In addition, design patents referring to the Aluminum Wireless Keyboard, the universal dock adapter, the iPhone 3G dock and many other inventions were also won today, in a total of 18 documents published by the United States Patent and Trademark Office.
(via Patently Apple: 1, 2)
Innocent minds, mine and the Patently Apple: one of the patents briefly described above, more specifically the one that would enable parental controls for text entry on iOS, was very well captured by iSmashPhone as a ?system anti-sexting?. To put it better: with a technology like this, parents of teenagers could avoid sending spicy messages, something that has become a growing concern in the United States.
Another very clear and educational application is to make the operating system check the spelling and grammar of written texts, in order to prevent communication using codes such as Miguxs and 1337 or even require the user to correctly use words from a foreign language, in this case of a teenager who is studying languages.

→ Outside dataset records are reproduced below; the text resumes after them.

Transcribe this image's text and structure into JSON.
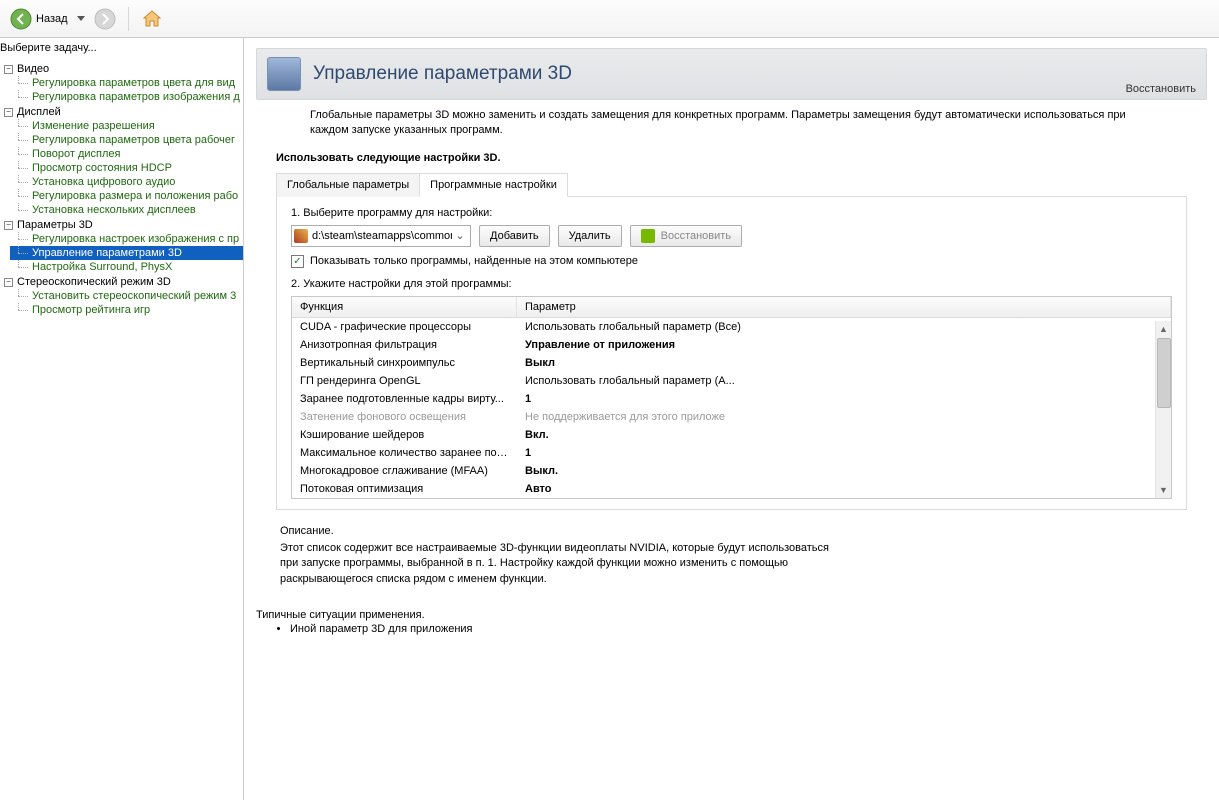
{
  "toolbar": {
    "back": "Назад"
  },
  "sidebar": {
    "task_prompt": "Выберите задачу...",
    "groups": [
      {
        "title": "Видео",
        "items": [
          "Регулировка параметров цвета для вид",
          "Регулировка параметров изображения д"
        ]
      },
      {
        "title": "Дисплей",
        "items": [
          "Изменение разрешения",
          "Регулировка параметров цвета рабочег",
          "Поворот дисплея",
          "Просмотр состояния HDCP",
          "Установка цифрового аудио",
          "Регулировка размера и положения рабо",
          "Установка нескольких дисплеев"
        ]
      },
      {
        "title": "Параметры 3D",
        "items": [
          "Регулировка настроек изображения с пр",
          "Управление параметрами 3D",
          "Настройка Surround, PhysX"
        ],
        "selected": 1
      },
      {
        "title": "Стереоскопический режим 3D",
        "items": [
          "Установить стереоскопический режим 3",
          "Просмотр рейтинга игр"
        ]
      }
    ]
  },
  "page": {
    "title": "Управление параметрами 3D",
    "restore": "Восстановить",
    "intro": "Глобальные параметры 3D можно заменить и создать замещения для конкретных программ. Параметры замещения будут автоматически использоваться при каждом запуске указанных программ.",
    "section": "Использовать следующие настройки 3D.",
    "tabs": [
      "Глобальные параметры",
      "Программные настройки"
    ],
    "active_tab": 1,
    "step1": "1. Выберите программу для настройки:",
    "program_path": "d:\\steam\\steamapps\\common\\r...",
    "btn_add": "Добавить",
    "btn_del": "Удалить",
    "btn_restore": "Восстановить",
    "show_only_label": "Показывать только программы, найденные на этом компьютере",
    "step2": "2. Укажите настройки для этой программы:",
    "columns": [
      "Функция",
      "Параметр"
    ],
    "rows": [
      {
        "f": "CUDA - графические процессоры",
        "p": "Использовать глобальный параметр (Все)"
      },
      {
        "f": "Анизотропная фильтрация",
        "p": "Управление от приложения",
        "bold": true
      },
      {
        "f": "Вертикальный синхроимпульс",
        "p": "Выкл",
        "bold": true
      },
      {
        "f": "ГП рендеринга OpenGL",
        "p": "Использовать глобальный параметр (А..."
      },
      {
        "f": "Заранее подготовленные кадры вирту...",
        "p": "1",
        "bold": true
      },
      {
        "f": "Затенение фонового освещения",
        "p": "Не поддерживается для этого приложе",
        "disabled": true
      },
      {
        "f": "Кэширование шейдеров",
        "p": "Вкл.",
        "bold": true
      },
      {
        "f": "Максимальное количество заранее под...",
        "p": "1",
        "bold": true
      },
      {
        "f": "Многокадровое сглаживание (MFAA)",
        "p": "Выкл.",
        "bold": true
      },
      {
        "f": "Потоковая оптимизация",
        "p": "Авто",
        "bold": true
      }
    ],
    "desc_head": "Описание.",
    "desc_body": "Этот список содержит все настраиваемые 3D-функции видеоплаты NVIDIA, которые будут использоваться при запуске программы, выбранной в п. 1. Настройку каждой функции можно изменить с помощью раскрывающегося списка рядом с именем функции.",
    "typical_head": "Типичные ситуации применения.",
    "typical_item": "Иной параметр 3D для приложения"
  }
}
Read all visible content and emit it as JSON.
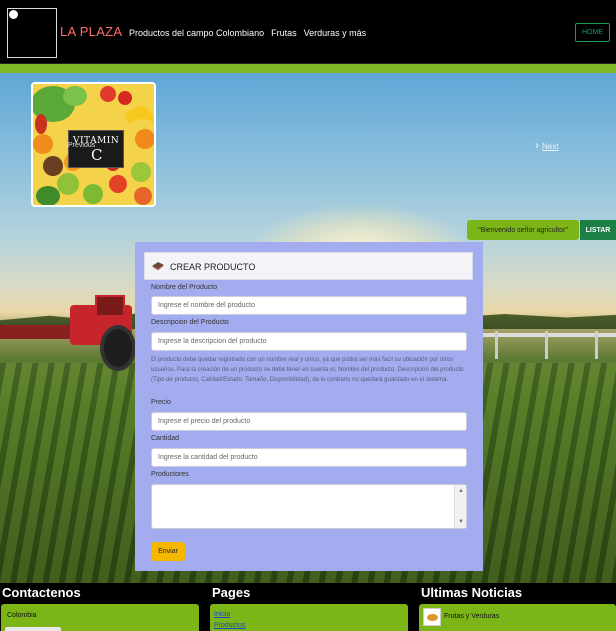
{
  "navbar": {
    "brand": "LA PLAZA",
    "links": [
      "Productos del campo Colombiano",
      "Frutas",
      "Verduras y más"
    ],
    "home_label": "HOME"
  },
  "carousel": {
    "image_text": "VITAMIN",
    "image_text_c": "C",
    "previous_label": "Previous",
    "next_label": "Next"
  },
  "welcome": {
    "message": "\"Bienvenido señor agricultor\"",
    "listar_label": "LISTAR"
  },
  "form": {
    "title": "CREAR PRODUCTO",
    "fields": {
      "nombre": {
        "label": "Nombre del Producto",
        "placeholder": "Ingrese el nombre del producto"
      },
      "descripcion": {
        "label": "Descripcion del Producto",
        "placeholder": "Ingrese la descripcion del producto"
      },
      "precio": {
        "label": "Precio",
        "placeholder": "Ingrese el precio del producto"
      },
      "cantidad": {
        "label": "Cantidad",
        "placeholder": "Ingrese la cantidad del producto"
      },
      "productores": {
        "label": "Productores"
      }
    },
    "help_text": "El producto debe quedar registrado con un nombre real y unico, ya que podrá ser más facil su ubicación por otros usuarios. Para la creación de un producto se debe tener en cuenta el, Nombre del producto, Descripción del producto (Tipo de producto, Calidad/Estado, Tamaño, Disponibilidad), de lo contrario no quedará guardado en el sistema.",
    "submit_label": "Enviar"
  },
  "footer": {
    "contact": {
      "title": "Contactenos",
      "country": "Colombia"
    },
    "pages": {
      "title": "Pages",
      "links": [
        "Inicio",
        "Productos"
      ]
    },
    "news": {
      "title": "Ultimas Noticias",
      "item": "Frutas y Verduras"
    }
  },
  "colors": {
    "navbar_bg": "#000000",
    "brand": "#ff6b6b",
    "accent_green": "#80b828",
    "form_bg": "#a3acef",
    "submit_button": "#f5b700",
    "listar_button": "#1b7f46"
  }
}
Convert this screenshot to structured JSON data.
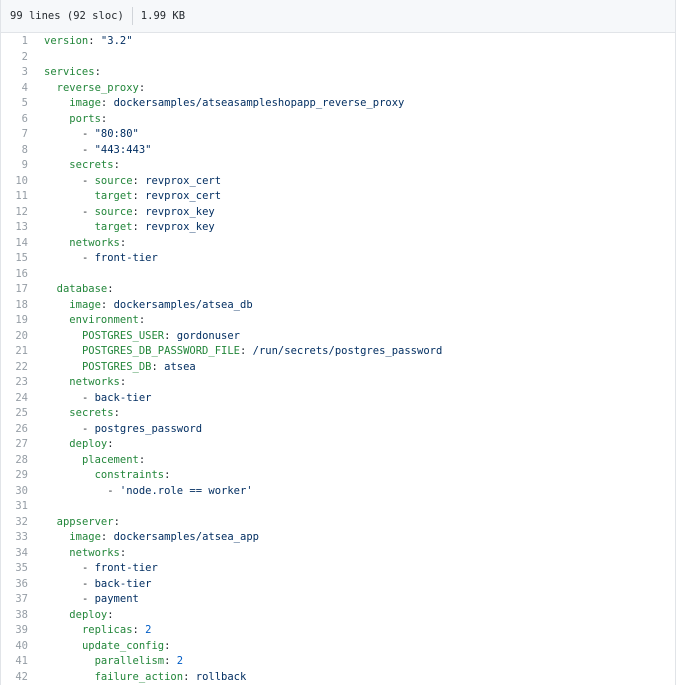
{
  "file_info": {
    "lines": "99 lines (92 sloc)",
    "size": "1.99 KB"
  },
  "colors": {
    "key": "#22863a",
    "string": "#032f62",
    "number": "#005cc5",
    "line_number": "#959da5",
    "header_bg": "#f6f8fa"
  },
  "lines": [
    {
      "n": "1",
      "indent": 0,
      "dash": false,
      "key": "version",
      "sep": ": ",
      "val": "\"3.2\"",
      "vt": "s"
    },
    {
      "n": "2",
      "indent": 0,
      "dash": false,
      "key": "",
      "sep": "",
      "val": "",
      "vt": "s"
    },
    {
      "n": "3",
      "indent": 0,
      "dash": false,
      "key": "services",
      "sep": ":",
      "val": "",
      "vt": "s"
    },
    {
      "n": "4",
      "indent": 2,
      "dash": false,
      "key": "reverse_proxy",
      "sep": ":",
      "val": "",
      "vt": "s"
    },
    {
      "n": "5",
      "indent": 4,
      "dash": false,
      "key": "image",
      "sep": ": ",
      "val": "dockersamples/atseasampleshopapp_reverse_proxy",
      "vt": "s"
    },
    {
      "n": "6",
      "indent": 4,
      "dash": false,
      "key": "ports",
      "sep": ":",
      "val": "",
      "vt": "s"
    },
    {
      "n": "7",
      "indent": 6,
      "dash": true,
      "key": "",
      "sep": "",
      "val": "\"80:80\"",
      "vt": "s"
    },
    {
      "n": "8",
      "indent": 6,
      "dash": true,
      "key": "",
      "sep": "",
      "val": "\"443:443\"",
      "vt": "s"
    },
    {
      "n": "9",
      "indent": 4,
      "dash": false,
      "key": "secrets",
      "sep": ":",
      "val": "",
      "vt": "s"
    },
    {
      "n": "10",
      "indent": 6,
      "dash": true,
      "key": "source",
      "sep": ": ",
      "val": "revprox_cert",
      "vt": "s"
    },
    {
      "n": "11",
      "indent": 8,
      "dash": false,
      "key": "target",
      "sep": ": ",
      "val": "revprox_cert",
      "vt": "s"
    },
    {
      "n": "12",
      "indent": 6,
      "dash": true,
      "key": "source",
      "sep": ": ",
      "val": "revprox_key",
      "vt": "s"
    },
    {
      "n": "13",
      "indent": 8,
      "dash": false,
      "key": "target",
      "sep": ": ",
      "val": "revprox_key",
      "vt": "s"
    },
    {
      "n": "14",
      "indent": 4,
      "dash": false,
      "key": "networks",
      "sep": ":",
      "val": "",
      "vt": "s"
    },
    {
      "n": "15",
      "indent": 6,
      "dash": true,
      "key": "",
      "sep": "",
      "val": "front-tier",
      "vt": "s"
    },
    {
      "n": "16",
      "indent": 0,
      "dash": false,
      "key": "",
      "sep": "",
      "val": "",
      "vt": "s"
    },
    {
      "n": "17",
      "indent": 2,
      "dash": false,
      "key": "database",
      "sep": ":",
      "val": "",
      "vt": "s"
    },
    {
      "n": "18",
      "indent": 4,
      "dash": false,
      "key": "image",
      "sep": ": ",
      "val": "dockersamples/atsea_db",
      "vt": "s"
    },
    {
      "n": "19",
      "indent": 4,
      "dash": false,
      "key": "environment",
      "sep": ":",
      "val": "",
      "vt": "s"
    },
    {
      "n": "20",
      "indent": 6,
      "dash": false,
      "key": "POSTGRES_USER",
      "sep": ": ",
      "val": "gordonuser",
      "vt": "s"
    },
    {
      "n": "21",
      "indent": 6,
      "dash": false,
      "key": "POSTGRES_DB_PASSWORD_FILE",
      "sep": ": ",
      "val": "/run/secrets/postgres_password",
      "vt": "s"
    },
    {
      "n": "22",
      "indent": 6,
      "dash": false,
      "key": "POSTGRES_DB",
      "sep": ": ",
      "val": "atsea",
      "vt": "s"
    },
    {
      "n": "23",
      "indent": 4,
      "dash": false,
      "key": "networks",
      "sep": ":",
      "val": "",
      "vt": "s"
    },
    {
      "n": "24",
      "indent": 6,
      "dash": true,
      "key": "",
      "sep": "",
      "val": "back-tier",
      "vt": "s"
    },
    {
      "n": "25",
      "indent": 4,
      "dash": false,
      "key": "secrets",
      "sep": ":",
      "val": "",
      "vt": "s"
    },
    {
      "n": "26",
      "indent": 6,
      "dash": true,
      "key": "",
      "sep": "",
      "val": "postgres_password",
      "vt": "s"
    },
    {
      "n": "27",
      "indent": 4,
      "dash": false,
      "key": "deploy",
      "sep": ":",
      "val": "",
      "vt": "s"
    },
    {
      "n": "28",
      "indent": 6,
      "dash": false,
      "key": "placement",
      "sep": ":",
      "val": "",
      "vt": "s"
    },
    {
      "n": "29",
      "indent": 8,
      "dash": false,
      "key": "constraints",
      "sep": ":",
      "val": "",
      "vt": "s"
    },
    {
      "n": "30",
      "indent": 10,
      "dash": true,
      "key": "",
      "sep": "",
      "val": "'node.role == worker'",
      "vt": "s"
    },
    {
      "n": "31",
      "indent": 0,
      "dash": false,
      "key": "",
      "sep": "",
      "val": "",
      "vt": "s"
    },
    {
      "n": "32",
      "indent": 2,
      "dash": false,
      "key": "appserver",
      "sep": ":",
      "val": "",
      "vt": "s"
    },
    {
      "n": "33",
      "indent": 4,
      "dash": false,
      "key": "image",
      "sep": ": ",
      "val": "dockersamples/atsea_app",
      "vt": "s"
    },
    {
      "n": "34",
      "indent": 4,
      "dash": false,
      "key": "networks",
      "sep": ":",
      "val": "",
      "vt": "s"
    },
    {
      "n": "35",
      "indent": 6,
      "dash": true,
      "key": "",
      "sep": "",
      "val": "front-tier",
      "vt": "s"
    },
    {
      "n": "36",
      "indent": 6,
      "dash": true,
      "key": "",
      "sep": "",
      "val": "back-tier",
      "vt": "s"
    },
    {
      "n": "37",
      "indent": 6,
      "dash": true,
      "key": "",
      "sep": "",
      "val": "payment",
      "vt": "s"
    },
    {
      "n": "38",
      "indent": 4,
      "dash": false,
      "key": "deploy",
      "sep": ":",
      "val": "",
      "vt": "s"
    },
    {
      "n": "39",
      "indent": 6,
      "dash": false,
      "key": "replicas",
      "sep": ": ",
      "val": "2",
      "vt": "n"
    },
    {
      "n": "40",
      "indent": 6,
      "dash": false,
      "key": "update_config",
      "sep": ":",
      "val": "",
      "vt": "s"
    },
    {
      "n": "41",
      "indent": 8,
      "dash": false,
      "key": "parallelism",
      "sep": ": ",
      "val": "2",
      "vt": "n"
    },
    {
      "n": "42",
      "indent": 8,
      "dash": false,
      "key": "failure_action",
      "sep": ": ",
      "val": "rollback",
      "vt": "s"
    }
  ]
}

And, of course, what counts for parents and children can also apply to employers and employees or students and teachers, especially now that iPads and iPhones are increasingly popular in the job market and in universities.